Voicing "great concern" about the climate of tension in Togo in the final days before the 24 April presidential election, Reporters Without Borders today appealed to the news media and the authorities for calm and said the chief victim was the Togolese public, which is not getting the objective and unbiased reporting it needs.
The press freedom organization urged the authorities to use dialogue to settle disputes, and urged the privately-owned news media to respect the rules of fairness in their election coverage. It also called on the High Council for Broadcasting and Communication (HAAC), which regulates the media, to rescind its ban on the privately-owned media covering the elections and to reach an agreement with press and journalists’ organizations on a fair and professional way to work.
"We are particularly worried by the fact that political violence, whatever its source, has clearly infiltrated the press in Togo," Reporters Without Borders said. "We were already obliged to express our concern when the privately-owned press was turned into a political weapon. But it is absurd and counter-productive to ban the privately-owned media outright from covering the election campaign, at a time when antagonism is at its peak."
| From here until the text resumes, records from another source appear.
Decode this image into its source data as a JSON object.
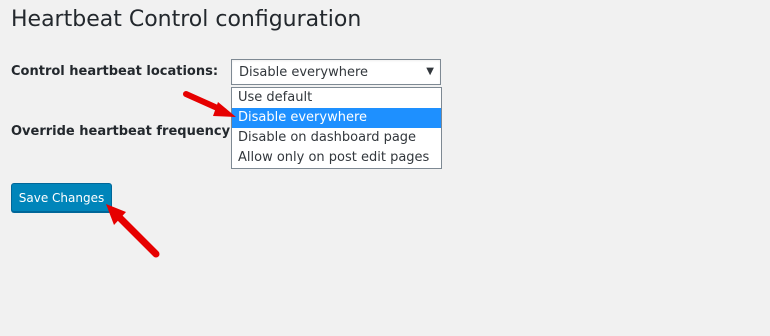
{
  "page": {
    "title": "Heartbeat Control configuration"
  },
  "form": {
    "locations_label": "Control heartbeat locations:",
    "frequency_label": "Override heartbeat frequency:",
    "locations_select": {
      "selected_value": "Disable everywhere",
      "options": [
        "Use default",
        "Disable everywhere",
        "Disable on dashboard page",
        "Allow only on post edit pages"
      ],
      "highlighted_index": 1
    },
    "save_label": "Save Changes"
  },
  "colors": {
    "background": "#f1f1f1",
    "button_primary": "#0085ba",
    "option_highlight": "#1e90ff",
    "annotation_arrow": "#e60000"
  },
  "icons": {
    "select_arrow": "caret-down-icon"
  }
}
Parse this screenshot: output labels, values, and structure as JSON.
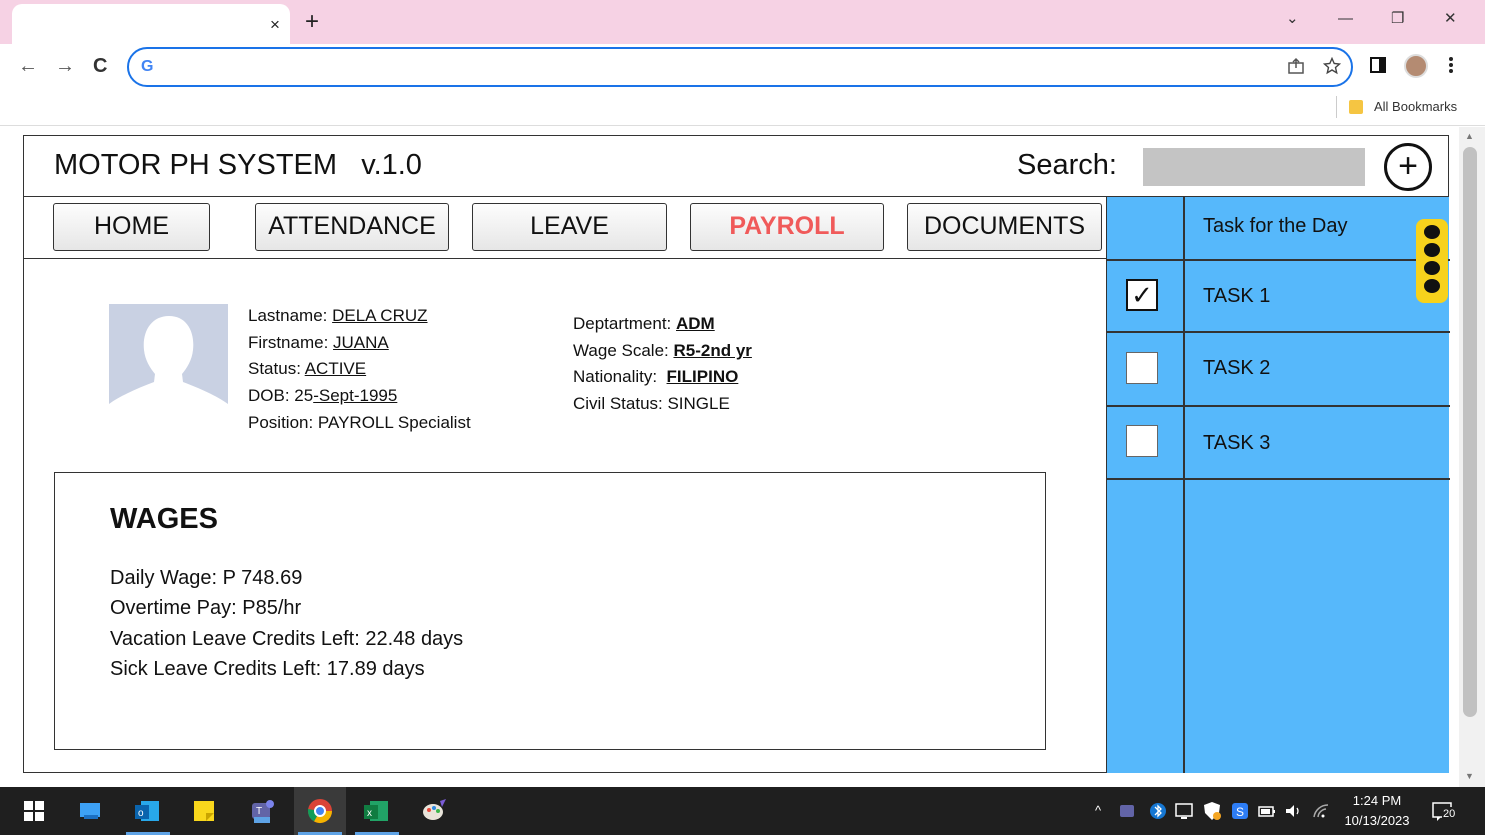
{
  "browser": {
    "tab_close": "×",
    "new_tab": "+",
    "controls": {
      "dropdown": "⌄",
      "minimize": "—",
      "restore": "❐",
      "close": "✕"
    },
    "nav": {
      "back": "←",
      "forward": "→",
      "reload": "C"
    },
    "omnibox_logo": "G",
    "bookmarks_label": "All Bookmarks"
  },
  "app": {
    "title": "MOTOR PH SYSTEM   v.1.0",
    "search_label": "Search:",
    "add_symbol": "+"
  },
  "nav": {
    "items": [
      {
        "label": "HOME",
        "active": false
      },
      {
        "label": "ATTENDANCE",
        "active": false
      },
      {
        "label": "LEAVE",
        "active": false
      },
      {
        "label": "PAYROLL",
        "active": true
      },
      {
        "label": "DOCUMENTS",
        "active": false
      }
    ],
    "active_color": "#f05a5a"
  },
  "profile": {
    "lastname_label": "Lastname: ",
    "lastname": "DELA CRUZ",
    "firstname_label": "Firstname: ",
    "firstname": "JUANA",
    "status_label": "Status: ",
    "status": "ACTIVE",
    "dob_label": "DOB: 25",
    "dob": "-Sept-1995",
    "position": "Position: PAYROLL Specialist",
    "department_label": "Deptartment: ",
    "department": "ADM",
    "wage_scale_label": "Wage Scale: ",
    "wage_scale": "R5-2nd yr",
    "nationality_label": "Nationality:  ",
    "nationality": "FILIPINO",
    "civil_status": "Civil Status: SINGLE"
  },
  "wages": {
    "title": "WAGES",
    "daily_wage": "Daily Wage: P 748.69",
    "overtime_pay": "Overtime Pay: P85/hr",
    "vacation_leave": "Vacation Leave Credits Left: 22.48 days",
    "sick_leave": "Sick Leave Credits Left: 17.89 days"
  },
  "tasks": {
    "header": "Task for the Day",
    "items": [
      {
        "label": "TASK 1",
        "checked": true,
        "mark": "✓"
      },
      {
        "label": "TASK 2",
        "checked": false,
        "mark": ""
      },
      {
        "label": "TASK 3",
        "checked": false,
        "mark": ""
      }
    ],
    "panel_color": "#56b8fb",
    "kebab_color": "#f7d21c"
  },
  "taskbar": {
    "time": "1:24 PM",
    "date": "10/13/2023",
    "notifications": "20"
  }
}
The organization continued: "In general, we advise the HAAC to respond on a case by case basis to avoid being unfair. And for the sake of a swift compromise that will allow a return to a situation where fairness prevails, we totally support the mediation efforts undertaken above all by the Union of Free Radio and TV Stations of Togo (URATEL), which the authorities and the HAAC should take seriously."
Reporters Without Borders added: "Regardless of who they support, those at the head of the privately-owned news media must ensure that their journalists do not become political campaigners or spokespersons. We stress that it is the Togolese public that is paying the price for this climate of tension because it is being deprived of balanced and objective reporting."
On 19 April, the HAAC banned privately-owned radio and TV stations from "providing media coverage of election campaigning by all candidates." It also demanded that the broadcast media "scrupulously" respect provisions regarding the organization of the election campaign, in particular, those banning "special broadcasts or debates by candidates or their representatives."
In the rules established by the HAAC at the start of the election campaign, the privately-owned media were banned from any coverage of the campaign except rallies held by candidates. Coverage of all other aspects of the campaign was restricted to the state-owned media, on the basis of fairness to the candidates taking part.
Dadja Pouwi, an adviser to communication minister Pitang Tchalla, complained to Reporters Without Borders on 15 April that, "some radio stations, in defiance of the law, are continuing to exacerbate the situation in the country by organizing live broadcasts in which listeners phone in using false names and indulge in insults and provocations."
Pouwi also criticised the "lack of balance" in the privately-owned media’s coverage and their bias in favour of the opposition. Some radio stations have broadcast virulent political editorials attacking the son of the late President Gnassingbé Eyadema, who is the candidate of the ruling Rally of the Togolese People (RPT), and attacking France, which is believed to support the regime.